Last night was the third annual concert called “Real Men Do Sing,” the brainchild of my father-in-law, Bob Gall and an event which seems to be getting only bigger and better over time. It’s a program which draws together the men of the Racine Dairy Statesmen (a barbershop chorus) with high school and young adult men from all over southeastern Wisconsin and northern Illinois for a day’s worth of rehearsal and workshops and an evening concert that definitely has a celebratory air about it. Last year’s event was hampered a bit by winter weather (although it was amazing how many people still came) but this year it was sunny and 39 degrees (which for Wisconsin in January is like a day at Miami Beach).
The program opened with the Dairy Statesmen, followed by a superb (and young) barbershop quartet from up around the Appleton area. . . and the finale of the evening was the mass men’s chorus singing two semi-classical pieces and two songs in barbershop style. But before the finale, like last year, a few minutes were taken to celebrate the solo voice. Last year that was primarily done by two of my best private voice students – Trevor Parker and Nic Sluss- Rodionov – but neither of them was around this year, and the concert fell during winter break so I couldn’t call on any of my Carthage students either. So they had to make do with Greg Berg. The barbershop quartet I followed did a fantastic job, and I knew that I had to come out with something very lively and fun or it would feel like Greg Berg’s Mortuary Hour. So I started out with Aaron Copland’s Ching -a- Ring -Chaw, which proved to be a great choice. After that, I said that my second song was being sung to celebrate the birthday of one of the world’s greatest songwriters. . . but no, it wasn’t Irving Berlin or George Gershwin or Cole Porter. . . but rather Franz Schubert. I was tempted to sing something big and flashy but didn’t want to do anything too long- so I opted for his “Death and the Maiden,” which is only about two minutes long but has a bit of drama built into it . . . plus I get to descend to a low D at the end, which is kind of fun. (As fun as a song about death can be, I guess.) The last song was a request of Kathy’s dad, and had I not sung it I probably would have been written out of his will . . . but I’m always thrilled at the chance to sing “Old Man River” and was happy to oblige.
But the best part of the night happened right after that, when the mass choir took to the risers for their four songs – and they really raised the roof. And almost better than the sound of the singing was just seeing all of those young men giving their all. Several of the guys who seemed to be most enthusiastic were students of Polly’s from Tremper- and several of her guys who graduated last year actually found their way back to Carthage to be part of this again just because they enjoyed it so much the first time around.
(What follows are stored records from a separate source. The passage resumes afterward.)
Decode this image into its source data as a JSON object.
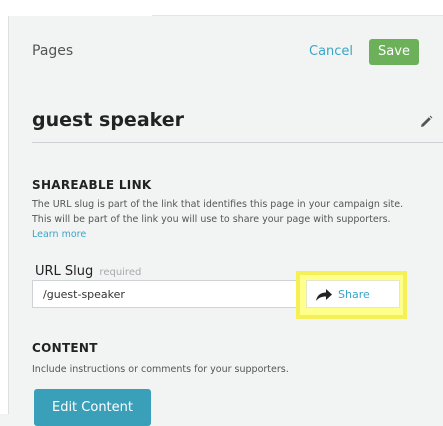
{
  "header": {
    "title": "Pages",
    "cancel_label": "Cancel",
    "save_label": "Save"
  },
  "page": {
    "name": "guest speaker"
  },
  "shareable_link": {
    "heading": "SHAREABLE LINK",
    "description_line1": "The URL slug is part of the link that identifies this page in your campaign site.",
    "description_line2": "This will be part of the link you will use to share your page with supporters.",
    "learn_more": "Learn more",
    "slug_label": "URL Slug",
    "slug_required": "required",
    "slug_value": "/guest-speaker",
    "share_label": "Share"
  },
  "content": {
    "heading": "CONTENT",
    "description": "Include instructions or comments for your supporters.",
    "edit_button": "Edit Content"
  },
  "colors": {
    "accent": "#3aa6c8",
    "save_green": "#6cb15a",
    "highlight_yellow": "#f4f055",
    "edit_button": "#3aa0ba"
  }
}
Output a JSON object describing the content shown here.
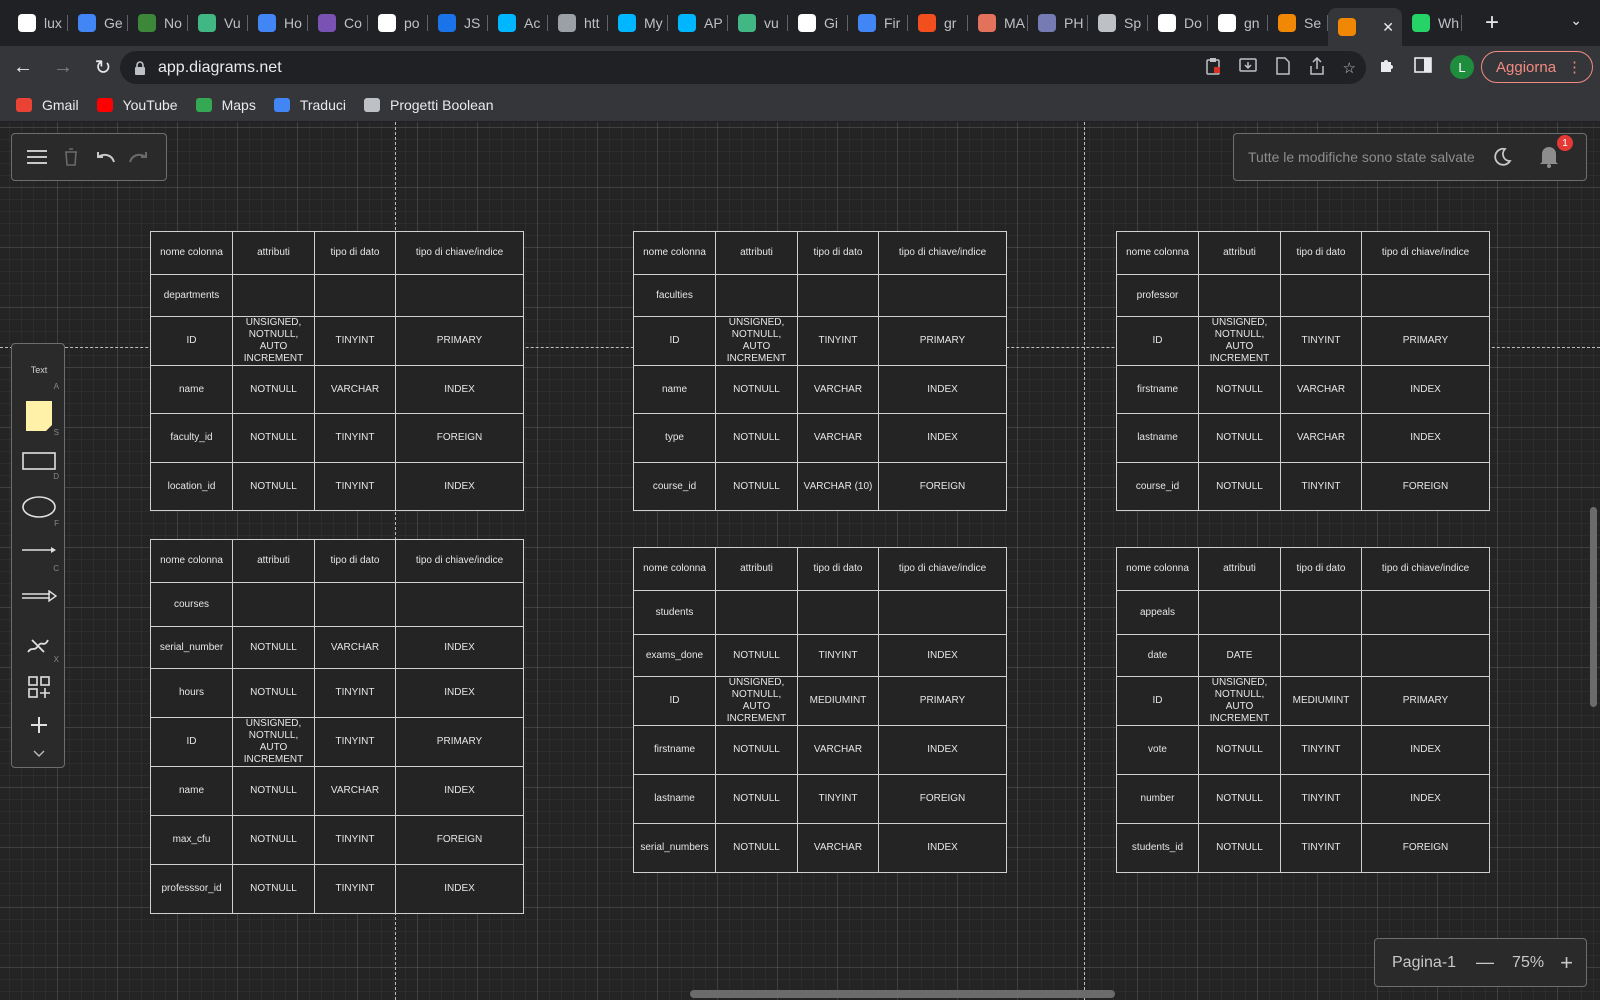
{
  "browser": {
    "tabs": [
      {
        "label": "lux",
        "icon": "google-icon",
        "color": "#ffffff"
      },
      {
        "label": "Ge",
        "icon": "doc-icon",
        "color": "#4285f4"
      },
      {
        "label": "No",
        "icon": "node-icon",
        "color": "#3c873a"
      },
      {
        "label": "Vu",
        "icon": "vue-icon",
        "color": "#41b883"
      },
      {
        "label": "Ho",
        "icon": "globe-icon",
        "color": "#4285f4"
      },
      {
        "label": "Co",
        "icon": "bootstrap-icon",
        "color": "#7952b3"
      },
      {
        "label": "po",
        "icon": "google-icon",
        "color": "#ffffff"
      },
      {
        "label": "JS",
        "icon": "check-icon",
        "color": "#1a73e8"
      },
      {
        "label": "Ac",
        "icon": "dash-icon",
        "color": "#00b7ff"
      },
      {
        "label": "htt",
        "icon": "globe-icon",
        "color": "#9aa0a6"
      },
      {
        "label": "My",
        "icon": "dash-icon",
        "color": "#00b7ff"
      },
      {
        "label": "AP",
        "icon": "dash-icon",
        "color": "#00b7ff"
      },
      {
        "label": "vu",
        "icon": "vue-icon",
        "color": "#41b883"
      },
      {
        "label": "Gi",
        "icon": "github-icon",
        "color": "#ffffff"
      },
      {
        "label": "Fir",
        "icon": "flag-icon",
        "color": "#4285f4"
      },
      {
        "label": "gr",
        "icon": "figma-icon",
        "color": "#f24e1e"
      },
      {
        "label": "MA",
        "icon": "m-icon",
        "color": "#e2725b"
      },
      {
        "label": "PH",
        "icon": "php-icon",
        "color": "#777bb3"
      },
      {
        "label": "Sp",
        "icon": "skull-icon",
        "color": "#bdc1c6"
      },
      {
        "label": "Do",
        "icon": "google-icon",
        "color": "#ffffff"
      },
      {
        "label": "gn",
        "icon": "google-icon",
        "color": "#ffffff"
      },
      {
        "label": "Se",
        "icon": "drawio-icon",
        "color": "#f08705"
      }
    ],
    "active_tab": {
      "label": "",
      "icon": "drawio-icon",
      "color": "#f08705"
    },
    "after_active": [
      {
        "label": "Wh",
        "icon": "whatsapp-icon",
        "color": "#25d366"
      }
    ],
    "url": "app.diagrams.net",
    "profile_initial": "L",
    "update_label": "Aggiorna",
    "bookmarks": [
      {
        "label": "Gmail",
        "icon": "gmail-icon",
        "color": "#ea4335"
      },
      {
        "label": "YouTube",
        "icon": "youtube-icon",
        "color": "#ff0000"
      },
      {
        "label": "Maps",
        "icon": "maps-icon",
        "color": "#34a853"
      },
      {
        "label": "Traduci",
        "icon": "translate-icon",
        "color": "#4285f4"
      },
      {
        "label": "Progetti Boolean",
        "icon": "boolean-icon",
        "color": "#bdc1c6"
      }
    ]
  },
  "app": {
    "status_text": "Tutte le modifiche sono state salvate",
    "notification_count": "1",
    "shapes_panel": {
      "text_label": "Text",
      "text_key": "A",
      "keys": [
        "S",
        "D",
        "F",
        "C",
        "X"
      ]
    },
    "page_label": "Pagina-1",
    "zoom": "75%"
  },
  "header_row": [
    "nome colonna",
    "attributi",
    "tipo di dato",
    "tipo di chiave/indice"
  ],
  "tables": [
    {
      "id": "departments",
      "rows": [
        [
          "departments",
          "",
          "",
          ""
        ],
        [
          "ID",
          "UNSIGNED, NOTNULL, AUTO INCREMENT",
          "TINYINT",
          "PRIMARY"
        ],
        [
          "name",
          "NOTNULL",
          "VARCHAR",
          "INDEX"
        ],
        [
          "faculty_id",
          "NOTNULL",
          "TINYINT",
          "FOREIGN"
        ],
        [
          "location_id",
          "NOTNULL",
          "TINYINT",
          "INDEX"
        ]
      ]
    },
    {
      "id": "faculties",
      "rows": [
        [
          "faculties",
          "",
          "",
          ""
        ],
        [
          "ID",
          "UNSIGNED, NOTNULL, AUTO INCREMENT",
          "TINYINT",
          "PRIMARY"
        ],
        [
          "name",
          "NOTNULL",
          "VARCHAR",
          "INDEX"
        ],
        [
          "type",
          "NOTNULL",
          "VARCHAR",
          "INDEX"
        ],
        [
          "course_id",
          "NOTNULL",
          "VARCHAR (10)",
          "FOREIGN"
        ]
      ]
    },
    {
      "id": "professor",
      "rows": [
        [
          "professor",
          "",
          "",
          ""
        ],
        [
          "ID",
          "UNSIGNED, NOTNULL, AUTO INCREMENT",
          "TINYINT",
          "PRIMARY"
        ],
        [
          "firstname",
          "NOTNULL",
          "VARCHAR",
          "INDEX"
        ],
        [
          "lastname",
          "NOTNULL",
          "VARCHAR",
          "INDEX"
        ],
        [
          "course_id",
          "NOTNULL",
          "TINYINT",
          "FOREIGN"
        ]
      ]
    },
    {
      "id": "courses",
      "rows": [
        [
          "courses",
          "",
          "",
          ""
        ],
        [
          "serial_number",
          "NOTNULL",
          "VARCHAR",
          "INDEX"
        ],
        [
          "hours",
          "NOTNULL",
          "TINYINT",
          "INDEX"
        ],
        [
          "ID",
          "UNSIGNED, NOTNULL, AUTO INCREMENT",
          "TINYINT",
          "PRIMARY"
        ],
        [
          "name",
          "NOTNULL",
          "VARCHAR",
          "INDEX"
        ],
        [
          "max_cfu",
          "NOTNULL",
          "TINYINT",
          "FOREIGN"
        ],
        [
          "professsor_id",
          "NOTNULL",
          "TINYINT",
          "INDEX"
        ]
      ]
    },
    {
      "id": "students",
      "rows": [
        [
          "students",
          "",
          "",
          ""
        ],
        [
          "exams_done",
          "NOTNULL",
          "TINYINT",
          "INDEX"
        ],
        [
          "ID",
          "UNSIGNED, NOTNULL, AUTO INCREMENT",
          "MEDIUMINT",
          "PRIMARY"
        ],
        [
          "firstname",
          "NOTNULL",
          "VARCHAR",
          "INDEX"
        ],
        [
          "lastname",
          "NOTNULL",
          "TINYINT",
          "FOREIGN"
        ],
        [
          "serial_numbers",
          "NOTNULL",
          "VARCHAR",
          "INDEX"
        ]
      ]
    },
    {
      "id": "appeals",
      "rows": [
        [
          "appeals",
          "",
          "",
          ""
        ],
        [
          "date",
          "DATE",
          "",
          ""
        ],
        [
          "ID",
          "UNSIGNED, NOTNULL, AUTO INCREMENT",
          "MEDIUMINT",
          "PRIMARY"
        ],
        [
          "vote",
          "NOTNULL",
          "TINYINT",
          "INDEX"
        ],
        [
          "number",
          "NOTNULL",
          "TINYINT",
          "INDEX"
        ],
        [
          "students_id",
          "NOTNULL",
          "TINYINT",
          "FOREIGN"
        ]
      ]
    }
  ]
}
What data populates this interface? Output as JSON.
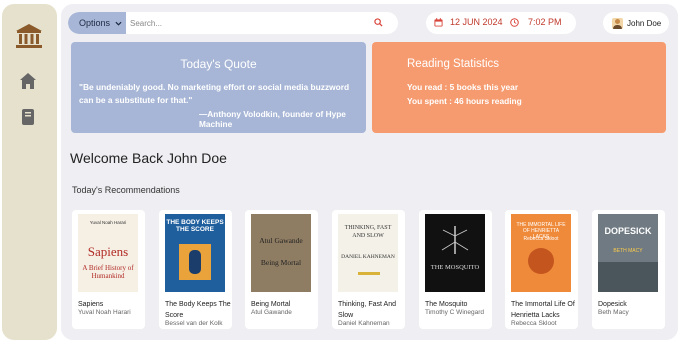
{
  "search": {
    "options_label": "Options",
    "placeholder": "Search..."
  },
  "datetime": {
    "date": "12 JUN 2024",
    "time": "7:02 PM",
    "accent": "#c0392b"
  },
  "user": {
    "name": "John Doe"
  },
  "quote": {
    "title": "Today's Quote",
    "text": "\"Be undeniably good. No marketing effort or social media buzzword can be a substitute for that.\"",
    "author": "—Anthony Volodkin, founder of Hype Machine",
    "color": "#a7b6d6"
  },
  "stats": {
    "title": "Reading Statistics",
    "line1": "You read : 5 books this year",
    "line2": "You spent : 46 hours reading",
    "color": "#f69b6f"
  },
  "welcome": "Welcome Back John Doe",
  "recommendations_title": "Today's Recommendations",
  "books": [
    {
      "title": "Sapiens",
      "author": "Yuval Noah Harari",
      "cover": {
        "top": "Yuval Noah Harari",
        "main": "Sapiens",
        "sub": "A Brief History of Humankind"
      }
    },
    {
      "title": "The Body Keeps The Score",
      "author": "Bessel van der Kolk",
      "cover": {
        "main": "THE BODY KEEPS THE SCORE"
      }
    },
    {
      "title": "Being Mortal",
      "author": "Atul Gawande",
      "cover": {
        "top": "Atul Gawande",
        "main": "Being Mortal"
      }
    },
    {
      "title": "Thinking, Fast And Slow",
      "author": "Daniel Kahneman",
      "cover": {
        "main": "THINKING, FAST AND SLOW",
        "sub": "DANIEL KAHNEMAN"
      }
    },
    {
      "title": "The Mosquito",
      "author": "Timothy C Winegard",
      "cover": {
        "main": "THE MOSQUITO"
      }
    },
    {
      "title": "The Immortal Life Of Henrietta Lacks",
      "author": "Rebecca Skloot",
      "cover": {
        "main": "THE IMMORTAL LIFE OF HENRIETTA LACKS",
        "sub": "Rebecca Skloot"
      }
    },
    {
      "title": "Dopesick",
      "author": "Beth Macy",
      "cover": {
        "main": "DOPESICK",
        "sub": "BETH MACY"
      }
    }
  ]
}
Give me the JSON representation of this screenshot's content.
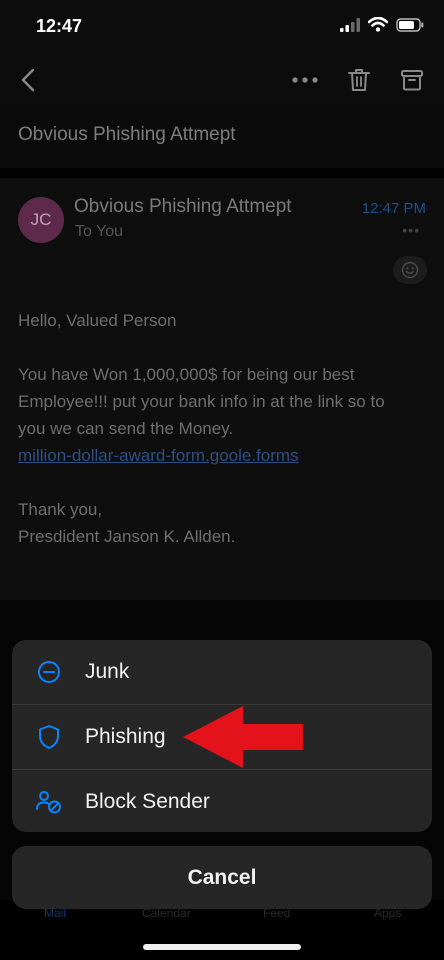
{
  "status_bar": {
    "time": "12:47"
  },
  "header": {
    "subject": "Obvious Phishing Attmept"
  },
  "message": {
    "avatar_initials": "JC",
    "sender": "Obvious Phishing Attmept",
    "recipient": "To You",
    "time": "12:47 PM",
    "greeting": "Hello, Valued Person",
    "body_line1": "You have Won 1,000,000$ for being our best",
    "body_line2": "Employee!!! put your bank info in at the link so to",
    "body_line3": "you we can send the Money.",
    "link": "million-dollar-award-form.goole.forms",
    "closing": "Thank you,",
    "signature": "Presdident Janson K. Allden."
  },
  "action_sheet": {
    "items": [
      {
        "label": "Junk",
        "icon": "minus-circle-icon"
      },
      {
        "label": "Phishing",
        "icon": "shield-icon"
      },
      {
        "label": "Block Sender",
        "icon": "block-user-icon"
      }
    ],
    "cancel_label": "Cancel"
  },
  "tab_bar": {
    "mail": "Mail",
    "calendar": "Calendar",
    "feed": "Feed",
    "apps": "Apps"
  },
  "colors": {
    "accent": "#0a84ff",
    "annotation_arrow": "#e3121b",
    "sheet_bg": "#262626"
  }
}
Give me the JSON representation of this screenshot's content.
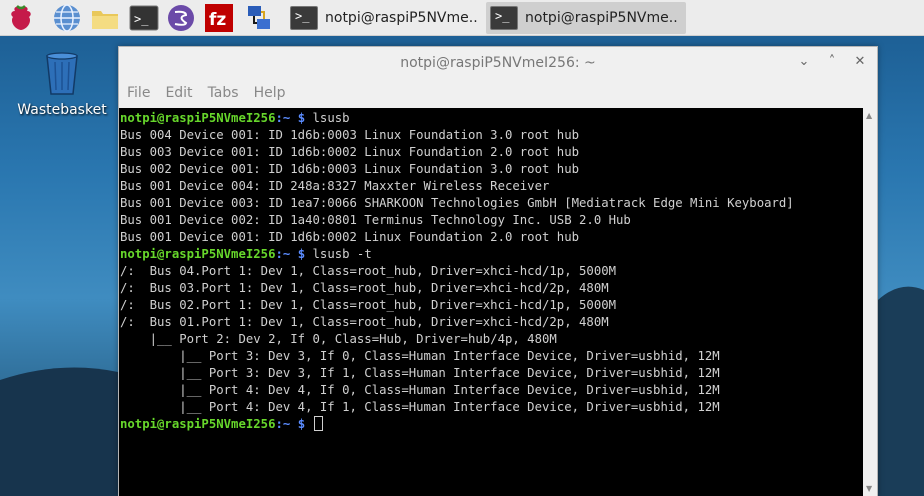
{
  "taskbar": {
    "tasks": [
      {
        "label": "notpi@raspiP5NVme..",
        "active": false
      },
      {
        "label": "notpi@raspiP5NVme..",
        "active": true
      }
    ]
  },
  "desktop": {
    "icons": [
      {
        "label": "Wastebasket",
        "icon": "wastebasket-icon"
      }
    ]
  },
  "window": {
    "title": "notpi@raspiP5NVmeI256: ~",
    "controls": [
      "⌄",
      "˄",
      "✕"
    ],
    "menu": [
      "File",
      "Edit",
      "Tabs",
      "Help"
    ]
  },
  "terminal": {
    "prompt_user": "notpi@raspiP5NVmeI256",
    "prompt_path": ":~ $",
    "lines": [
      {
        "type": "prompt",
        "cmd": " lsusb"
      },
      {
        "type": "out",
        "text": "Bus 004 Device 001: ID 1d6b:0003 Linux Foundation 3.0 root hub"
      },
      {
        "type": "out",
        "text": "Bus 003 Device 001: ID 1d6b:0002 Linux Foundation 2.0 root hub"
      },
      {
        "type": "out",
        "text": "Bus 002 Device 001: ID 1d6b:0003 Linux Foundation 3.0 root hub"
      },
      {
        "type": "out",
        "text": "Bus 001 Device 004: ID 248a:8327 Maxxter Wireless Receiver"
      },
      {
        "type": "out",
        "text": "Bus 001 Device 003: ID 1ea7:0066 SHARKOON Technologies GmbH [Mediatrack Edge Mini Keyboard]"
      },
      {
        "type": "out",
        "text": "Bus 001 Device 002: ID 1a40:0801 Terminus Technology Inc. USB 2.0 Hub"
      },
      {
        "type": "out",
        "text": "Bus 001 Device 001: ID 1d6b:0002 Linux Foundation 2.0 root hub"
      },
      {
        "type": "prompt",
        "cmd": " lsusb -t"
      },
      {
        "type": "out",
        "text": "/:  Bus 04.Port 1: Dev 1, Class=root_hub, Driver=xhci-hcd/1p, 5000M"
      },
      {
        "type": "out",
        "text": "/:  Bus 03.Port 1: Dev 1, Class=root_hub, Driver=xhci-hcd/2p, 480M"
      },
      {
        "type": "out",
        "text": "/:  Bus 02.Port 1: Dev 1, Class=root_hub, Driver=xhci-hcd/1p, 5000M"
      },
      {
        "type": "out",
        "text": "/:  Bus 01.Port 1: Dev 1, Class=root_hub, Driver=xhci-hcd/2p, 480M"
      },
      {
        "type": "out",
        "text": "    |__ Port 2: Dev 2, If 0, Class=Hub, Driver=hub/4p, 480M"
      },
      {
        "type": "out",
        "text": "        |__ Port 3: Dev 3, If 0, Class=Human Interface Device, Driver=usbhid, 12M"
      },
      {
        "type": "out",
        "text": "        |__ Port 3: Dev 3, If 1, Class=Human Interface Device, Driver=usbhid, 12M"
      },
      {
        "type": "out",
        "text": "        |__ Port 4: Dev 4, If 0, Class=Human Interface Device, Driver=usbhid, 12M"
      },
      {
        "type": "out",
        "text": "        |__ Port 4: Dev 4, If 1, Class=Human Interface Device, Driver=usbhid, 12M"
      },
      {
        "type": "prompt",
        "cmd": " ",
        "cursor": true
      }
    ]
  },
  "colors": {
    "prompt_user": "#67d72b",
    "prompt_path": "#5b8cff",
    "terminal_bg": "#000000",
    "terminal_fg": "#d0d0d0"
  }
}
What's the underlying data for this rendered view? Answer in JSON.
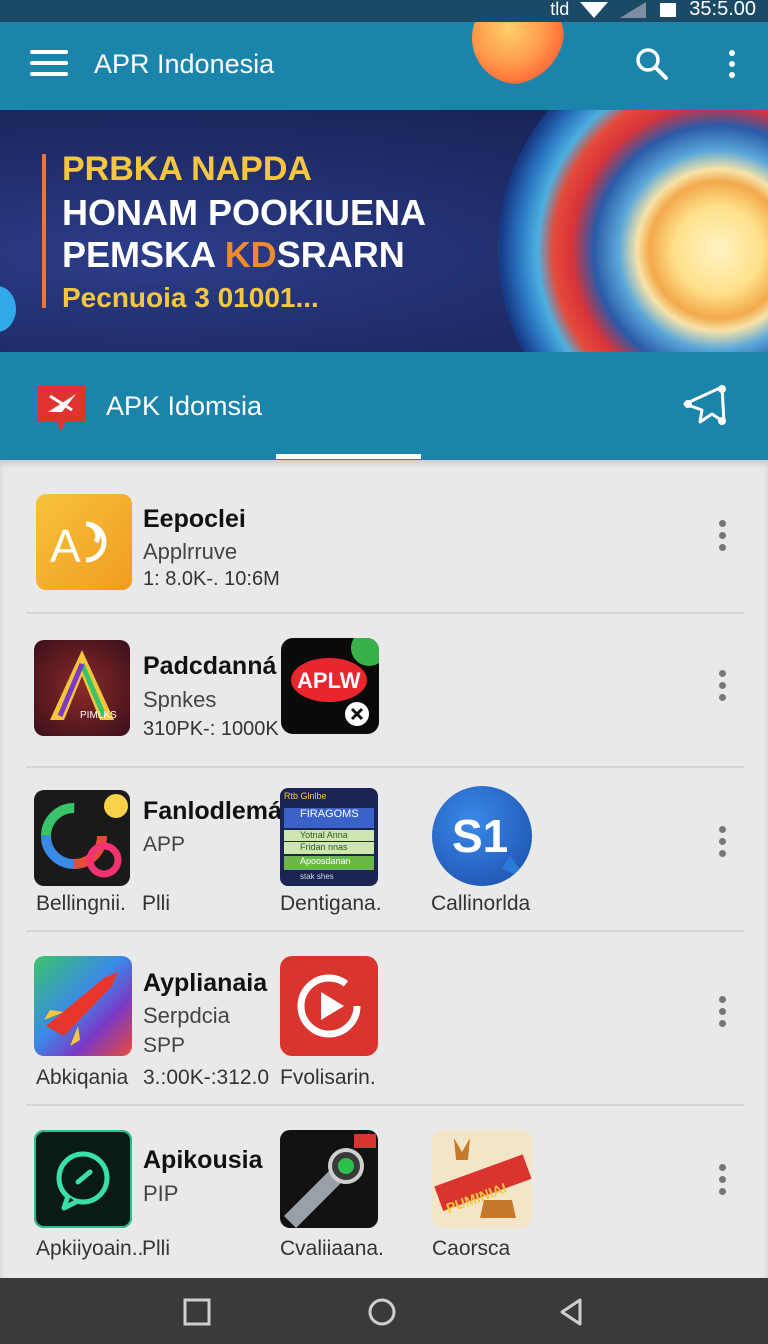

And at the center of it all was Kathy’s dad, acting as a most congenial master-of-ceremonies and just so delighted to see this event so well-received. And it truly was thrilling and encouraging to hear that group of 100+ guys cut loose with that massive, rich sound – and to look so happy doing it. The guys came in all shapes and sizes – and although the name of the concert seemed to imply that this was supposed to be a celebration of big, burly men singing, in fact quite a few of the guys looked more like members of the chess team than football team. . . . but that was neat as well – to see such a impressively wide range of men on those risers, with very little in common apart from their mutual love of singing.
pictured above: The mass choir under the capable direction of my faculty colleague Peter Dennee. By the way, the title of this blog entry is a reference to a once- famous book titled “Real Men Don’t Eat Quiche.” I may not be the burliest He-Man around, but I don’t like quiche, which may be why I love that book title so much.